The thing is, again according to Jesus, we’re already fully equipped to do these things. We don’t have to bring purse, bag, sandals. All the stuff where we think we’re inadequate. We are enough. Just as we are. We don’t have to bring vast biblical knowledge, impeccable theology, debating skills, or even the perception that we have everything in our lives all put together. No. Right now, Jesus has already equipped us with peace, care, and with God’s own love and compassion. Bring that. Do that. That’s why we’re gathered here. That’s why we’re equipped in the presence of Christ, so we can be sent. It’s like this.
May 30, 2019 08:21 AM ROCHESTER, N.Y. (WHEC) — After violence forced kids to stay inside and off the playground, the children decided to fight back with messages of peace. . . .
“We’ll be walking, holding signs up we’re making now, saying we want peace,” explained 8-year-old De’Shawn Isidore.
It’s a simple message: keep kids safe, let them play.
After a string of shootings in 2013 kept the kids indoors and unable to play safely in their own neighborhood, the Peace Walk was formed.
The walk will take place Thursday, May 30 at 4:30 p.m. along Lyell Avenue, a neighborhood that has one of the highest rates of crime in the City of Rochester. . . .
Addison Washington, 10, hopes everyone in the city pays attention.
“You should start spreading peace around the neighborhood,” she encouraged.
Kaylee Vo, 11, agreed, saying, “no more violence, no more kids getting hurt, no more kids dying.”
Their little voices want to make a big difference.
That’s what being sent by Jesus looks like. They felt sent to bring peace to their neighborhood. They showed their neighbors a glimpse of the love of God, it was so close the neighborhood could almost taste it that day.
What would that look like in our neighborhood?
Congregationally, one way we do it in this neighborhood is with the free use of our building by our neighbors. Over 400 people utilized this building just in June (which begins a summer slump!). Literally tons of food, clothing, school and household items to TheActionCenter. We’ve begun a ministry of accompaniment with GMES Refugee and Asylee families.
We do things that make a difference. But what would it look like if together, the entirety of this congregation poured our whole hearts into bringing peace, care, and a glimpse of God’s love and compassion in some specific way to Green Mountain? Those children in Rochester changed a neighborhood in one fell swoop. How would the neighborhood around this property be different if we took seriously that we as LCM are sent here?

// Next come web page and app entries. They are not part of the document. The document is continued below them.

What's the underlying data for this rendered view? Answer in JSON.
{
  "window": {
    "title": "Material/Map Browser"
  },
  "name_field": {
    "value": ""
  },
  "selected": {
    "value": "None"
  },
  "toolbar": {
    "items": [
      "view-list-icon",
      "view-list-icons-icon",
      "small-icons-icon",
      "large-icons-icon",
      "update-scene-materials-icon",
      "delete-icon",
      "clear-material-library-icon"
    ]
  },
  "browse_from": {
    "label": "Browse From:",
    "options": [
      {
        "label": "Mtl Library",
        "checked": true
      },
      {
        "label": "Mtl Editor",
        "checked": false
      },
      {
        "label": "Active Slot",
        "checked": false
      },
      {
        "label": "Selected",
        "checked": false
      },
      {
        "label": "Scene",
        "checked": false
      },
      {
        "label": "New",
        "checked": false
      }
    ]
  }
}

For example, here’s an idea: The Samaritan Ministry has encouraged us to read Helen Thorpe’s book, “The Newcomers,” about the challenges faced by young refugees adjusting to life in the US. We also have a ministry that provides support to refugee families at GMES. So we have a beginning. But have we considered the possibility that we are sent by Jesus to bring peace, care, and God’s love/compassion to every refugee household around us? What if we took that on for a year? Partnering with LIRS and with IRC and making sure every refugee household in Green Mountain (or beyond?) is held by us in authentic peace, love, and compassion.
How could each of us be part of this being sent to local refugees? That whole relationship thing from Jesus about being sent to their homes and eating what they eat takes on new meaning!
We have been gathered, we are being equipped, and at the end of this service we’ll be sent—by Jesus—to bring peace, care, and a glimpse of God’s love and compassion into the neighborhood. Are you ready?